For instance, alternative medicine is mostly aimed at self-healing and prevention rather than reacting to and suppressing symptoms as they arise. Similarly, alternative medicine believes in the innate ability of the body to heal itself; conventional medicine believes that only medicine or surgery can cure.

In alternative medicine there is a broader definition of good health that encompasses more than the mere absence of symptoms because, even in the absence of symptoms, a patient’s essential vitality and ability to resist illness may be low. A competent therapist may be able to discern this and work with the patient to help strengthen and maintain a healthy immune system.

In contrast to conventional medicine, which is most at home treating acute diseases, alternative medicine has much to offer those who suffer from chronic complaints. And because many alternative therapies can be practised at home, they also place healthcare squarely in the context of the community rather than in isolated bureaucratic centres.
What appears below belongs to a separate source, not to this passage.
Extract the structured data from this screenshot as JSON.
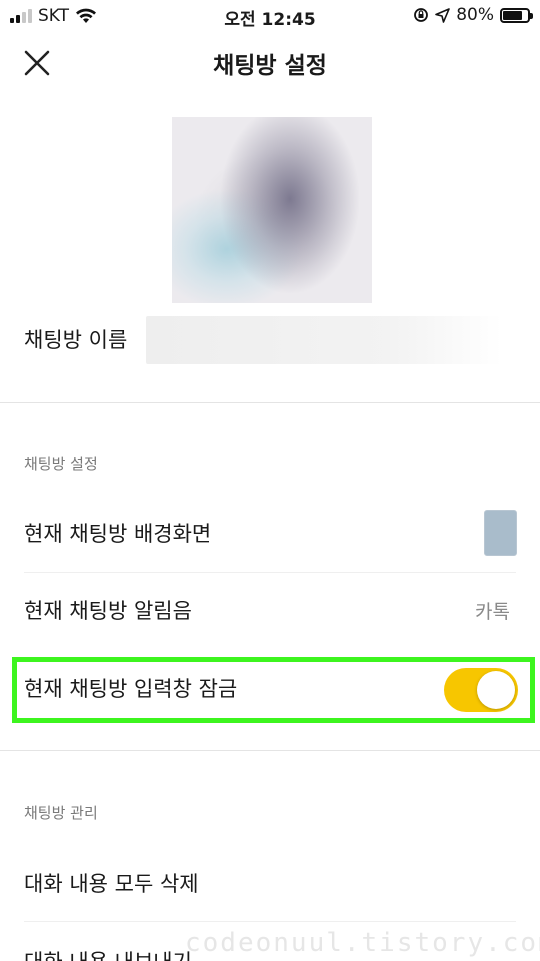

Because alternative therapies place no boundaries between physical, emotional and mental well being, no aspect of the self is too trivial; posture, lifestyle, beliefs and values, energy and work and their impact on the total picture of a person’s health are all relevant. Again this is in contrast to conventional ideas that look for single causes for single diseases.

The idea of partnership with the therapist is also in opposition to the dominant-subordinate relationships which many doctors and patients have. Because of this there is a certain amount of personal responsibility put upon the individual who seeks alternative forms of care. You must do what you can to help yourself whether it means changing your diet, taking the idea of relaxation seriously and integrating it into your life or taking more exercise.

It may also encompass more difficult tasks such as facing up to uncomfortable aspects of your emotional life, examining your own beliefs and behaviour and looking objectively at some of your relationships and priorities.

The list of mind and body therapies listed on the following page give you an idea of just how many options are open to you when you seek to use complementary medicine. Each link takes you to a page explaining a little about the therapy, what it’s useful for and what you can expect in a typical session.


Click on any of the therapies in the list below to learn more about it.